Bob Klimek of Main Street Forest Products said he hopes to be back in front of the Oktibbeha County Board of Supervisors at its Jan. 21 meeting with the legal documents required to request a tax abatement. 

 

"Our (legal) counsel still has to talk to the county attorney and they have to make sure everything is in there correctly," Klimek said.  

 

Klimek came to the board in August requesting a five-year tax abatement for MSFP, with the board having the option to renew after the abatement period ends. The request came after it was announced that MSFP would partner with Main Street Casual Living to produce upholstered furniture. At the time, Klimek said the merger could produce around 62 jobs for the two Maben-based companies.  

 

The board took Klimek's request under advisement, however, because Board Attorney Jack Brown was not at the meeting. 

 

On Monday, Klimek made the same request.  

 

When Klimek originally came before the board, MSFP had three employees. Since then, Klimek said those jobs have been retained and 11 new jobs were added, and that MSCL alone could add 45 jobs very soon.  

 

The companies finished their first shipment of chairs last week. 

 

"In the training phases we are limiting production to about 150 pieces per week," Klimek said. "By the end of the first quarter, we would like to be to about 1,000 to 1,200 pieces a week." 

 

After briefing the board on MSFP status, and hearing suggestions that the abatement period be reduced to three years, Klimek was told by Brown that a formal application would have to be filed.  

 

"Tax abatements are very complicated legally," Brown said. "A resolution must be drawn up and approved by the board, state tax commission and typically you need a lawyer to do that." 

 

Klimek took Brown's advice and agreed to have his attorney contact Brown later Monday afternoon.
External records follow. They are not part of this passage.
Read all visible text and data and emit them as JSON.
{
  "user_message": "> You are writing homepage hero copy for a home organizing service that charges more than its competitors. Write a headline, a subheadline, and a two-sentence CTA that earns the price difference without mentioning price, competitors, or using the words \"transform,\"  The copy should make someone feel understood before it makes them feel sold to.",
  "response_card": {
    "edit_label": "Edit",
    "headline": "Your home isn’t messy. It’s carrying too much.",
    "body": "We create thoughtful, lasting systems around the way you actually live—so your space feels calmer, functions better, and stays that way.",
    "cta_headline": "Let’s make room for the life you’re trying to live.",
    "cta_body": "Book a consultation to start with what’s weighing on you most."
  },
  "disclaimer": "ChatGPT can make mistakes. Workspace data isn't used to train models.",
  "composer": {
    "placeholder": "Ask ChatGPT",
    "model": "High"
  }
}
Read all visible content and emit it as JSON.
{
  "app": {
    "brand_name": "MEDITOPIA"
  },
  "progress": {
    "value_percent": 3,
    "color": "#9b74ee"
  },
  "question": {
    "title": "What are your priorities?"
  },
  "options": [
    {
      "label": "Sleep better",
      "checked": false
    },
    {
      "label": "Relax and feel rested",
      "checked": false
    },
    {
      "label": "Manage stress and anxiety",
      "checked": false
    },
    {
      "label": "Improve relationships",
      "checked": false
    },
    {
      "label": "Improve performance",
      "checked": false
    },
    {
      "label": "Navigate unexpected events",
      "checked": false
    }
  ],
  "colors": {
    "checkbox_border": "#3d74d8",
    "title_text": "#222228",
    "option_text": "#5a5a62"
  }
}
However, Klimek did not agree with the abatement period being reduced to three years.  

 

"We are still going to ask for the minimum of five years," Klimek said. "There were some misunderstandings this morning that I will have to clear up."